## ASSIGNED TASK:
Please restate the records below verbatim, omitting every image they hold.

[Items listed in a dataset]
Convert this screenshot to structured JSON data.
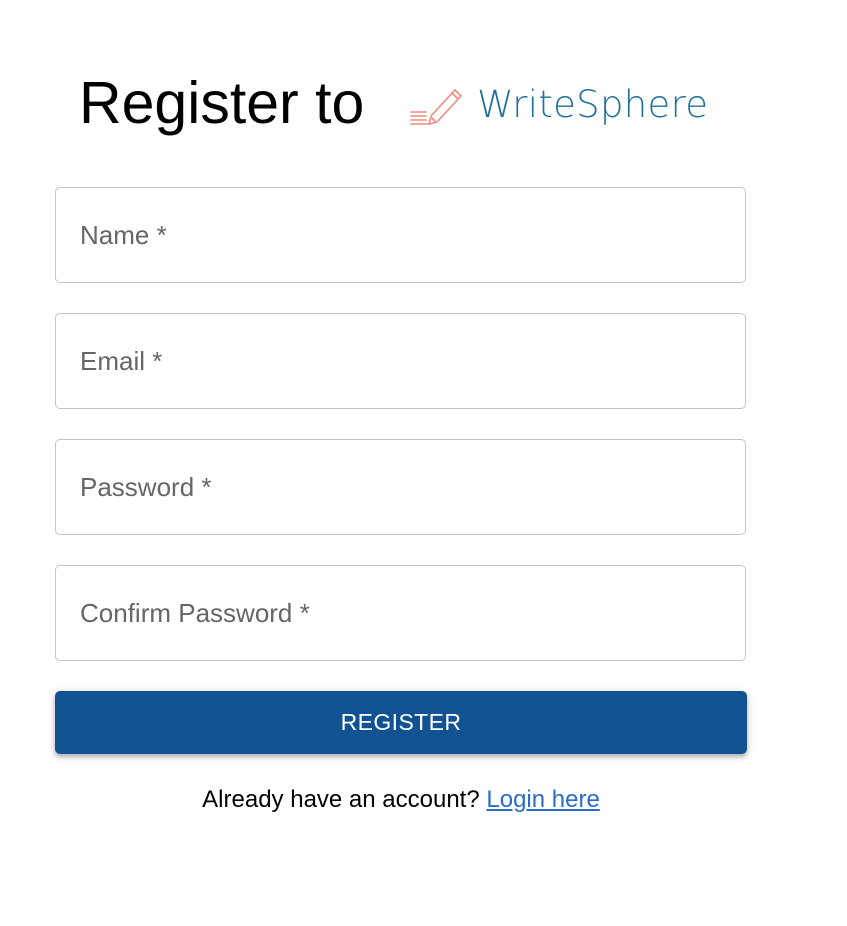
{
  "heading": "Register to",
  "logo": {
    "text": "WriteSphere",
    "icon": "pencil-writing-icon",
    "colors": {
      "text": "#1e6f9a",
      "icon": "#f08a7e"
    }
  },
  "form": {
    "fields": [
      {
        "label": "Name *",
        "value": ""
      },
      {
        "label": "Email *",
        "value": ""
      },
      {
        "label": "Password *",
        "value": ""
      },
      {
        "label": "Confirm Password *",
        "value": ""
      }
    ],
    "submit_label": "REGISTER"
  },
  "footer": {
    "prompt": "Already have an account?",
    "link_label": "Login here"
  },
  "colors": {
    "primary": "#115293",
    "link": "#2b6cc4",
    "border": "#c4c4c4",
    "label": "#666666"
  }
}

## TASK RESPONSE:
Convert this screenshot to structured JSON data.
{
  "heading": "Register to",
  "logo": {
    "text": "WriteSphere",
    "icon": "pencil-writing-icon",
    "colors": {
      "text": "#1e6f9a",
      "icon": "#f08a7e"
    }
  },
  "form": {
    "fields": [
      {
        "label": "Name *",
        "value": ""
      },
      {
        "label": "Email *",
        "value": ""
      },
      {
        "label": "Password *",
        "value": ""
      },
      {
        "label": "Confirm Password *",
        "value": ""
      }
    ],
    "submit_label": "REGISTER"
  },
  "footer": {
    "prompt": "Already have an account?",
    "link_label": "Login here"
  },
  "colors": {
    "primary": "#115293",
    "link": "#2b6cc4",
    "border": "#c4c4c4",
    "label": "#666666"
  }
}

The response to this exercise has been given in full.